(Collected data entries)
========================================

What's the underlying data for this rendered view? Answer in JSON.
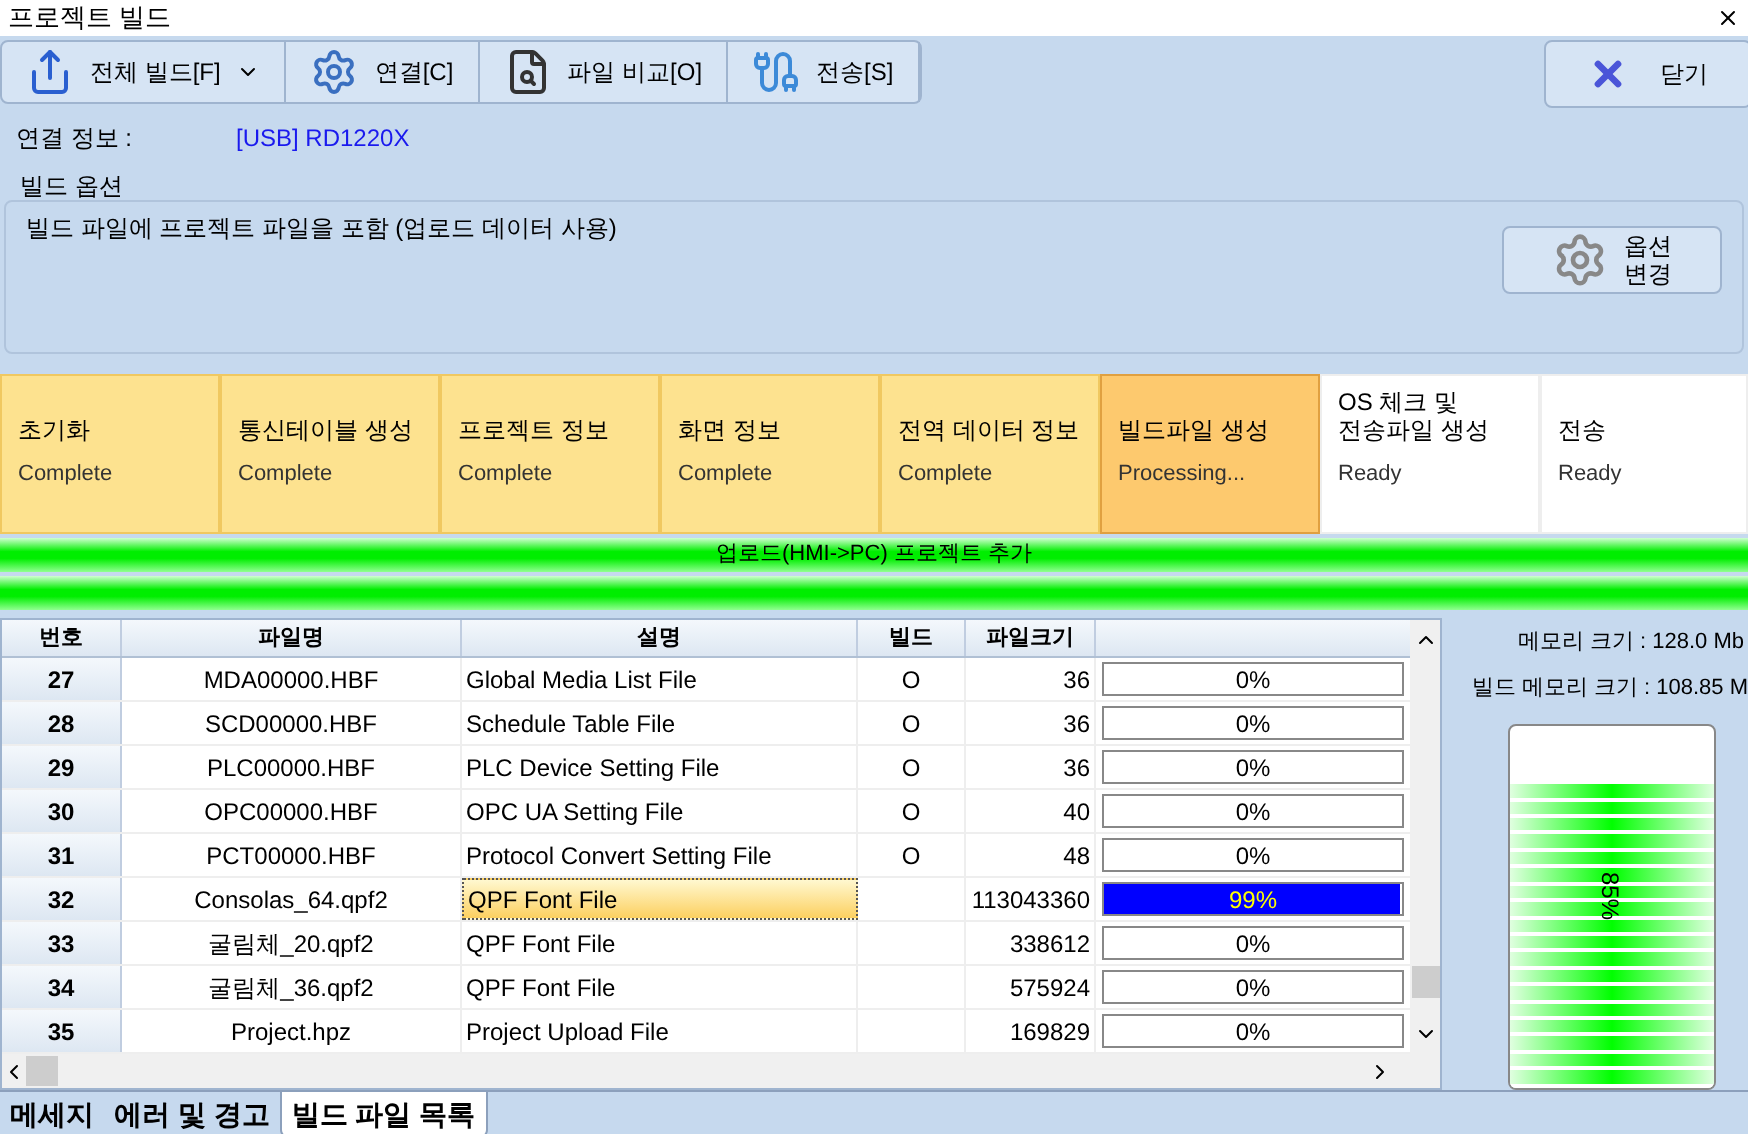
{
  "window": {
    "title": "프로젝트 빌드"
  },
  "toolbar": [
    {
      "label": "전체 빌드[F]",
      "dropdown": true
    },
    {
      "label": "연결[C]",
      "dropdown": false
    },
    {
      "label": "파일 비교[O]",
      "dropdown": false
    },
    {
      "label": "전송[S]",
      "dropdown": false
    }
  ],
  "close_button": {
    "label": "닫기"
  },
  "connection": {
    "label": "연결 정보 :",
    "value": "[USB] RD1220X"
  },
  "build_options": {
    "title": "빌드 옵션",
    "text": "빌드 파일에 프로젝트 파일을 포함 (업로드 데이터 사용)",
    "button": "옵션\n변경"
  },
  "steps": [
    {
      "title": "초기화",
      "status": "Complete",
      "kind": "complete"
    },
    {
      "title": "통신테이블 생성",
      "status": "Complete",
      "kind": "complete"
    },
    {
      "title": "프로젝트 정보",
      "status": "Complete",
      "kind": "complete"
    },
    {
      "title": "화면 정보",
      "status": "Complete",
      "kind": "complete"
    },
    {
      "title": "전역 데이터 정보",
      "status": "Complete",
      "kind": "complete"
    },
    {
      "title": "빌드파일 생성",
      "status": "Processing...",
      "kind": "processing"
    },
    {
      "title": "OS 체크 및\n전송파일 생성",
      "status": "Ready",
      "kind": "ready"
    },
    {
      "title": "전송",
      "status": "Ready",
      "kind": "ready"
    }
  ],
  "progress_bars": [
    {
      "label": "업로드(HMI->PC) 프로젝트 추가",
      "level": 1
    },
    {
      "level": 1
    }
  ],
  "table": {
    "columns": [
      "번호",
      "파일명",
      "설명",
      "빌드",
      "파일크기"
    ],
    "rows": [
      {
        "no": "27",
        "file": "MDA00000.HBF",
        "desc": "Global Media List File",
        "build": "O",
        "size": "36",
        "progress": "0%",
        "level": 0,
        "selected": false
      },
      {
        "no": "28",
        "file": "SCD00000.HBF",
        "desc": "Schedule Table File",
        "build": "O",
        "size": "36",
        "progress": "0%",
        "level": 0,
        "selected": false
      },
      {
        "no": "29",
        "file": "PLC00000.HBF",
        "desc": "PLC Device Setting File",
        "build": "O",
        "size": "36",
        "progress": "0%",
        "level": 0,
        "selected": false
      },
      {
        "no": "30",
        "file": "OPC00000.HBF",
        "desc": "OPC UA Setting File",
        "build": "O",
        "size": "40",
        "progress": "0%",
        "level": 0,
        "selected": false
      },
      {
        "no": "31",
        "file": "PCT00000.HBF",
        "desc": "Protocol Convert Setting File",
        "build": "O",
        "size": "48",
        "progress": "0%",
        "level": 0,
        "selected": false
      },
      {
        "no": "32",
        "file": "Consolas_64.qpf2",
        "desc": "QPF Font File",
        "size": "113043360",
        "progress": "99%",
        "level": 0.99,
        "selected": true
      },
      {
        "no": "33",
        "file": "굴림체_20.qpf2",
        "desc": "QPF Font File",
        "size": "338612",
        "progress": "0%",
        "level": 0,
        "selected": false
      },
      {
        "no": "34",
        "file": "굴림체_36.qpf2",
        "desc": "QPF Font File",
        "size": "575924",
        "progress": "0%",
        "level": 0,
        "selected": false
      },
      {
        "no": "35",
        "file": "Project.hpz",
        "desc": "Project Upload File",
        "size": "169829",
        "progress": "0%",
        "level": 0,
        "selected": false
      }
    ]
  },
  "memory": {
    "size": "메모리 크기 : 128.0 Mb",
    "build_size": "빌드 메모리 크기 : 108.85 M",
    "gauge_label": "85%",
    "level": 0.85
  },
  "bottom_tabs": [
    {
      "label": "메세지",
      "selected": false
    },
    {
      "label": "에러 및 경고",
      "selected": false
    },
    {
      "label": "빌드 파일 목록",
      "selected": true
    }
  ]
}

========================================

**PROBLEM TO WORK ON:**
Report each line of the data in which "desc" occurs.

**ANSWER SECTION:**
        "desc": "Global Media List File",
        "desc": "Schedule Table File",
        "desc": "PLC Device Setting File",
        "desc": "OPC UA Setting File",
        "desc": "Protocol Convert Setting File",
        "desc": "QPF Font File",
        "desc": "QPF Font File",
        "desc": "QPF Font File",
        "desc": "Project Upload File",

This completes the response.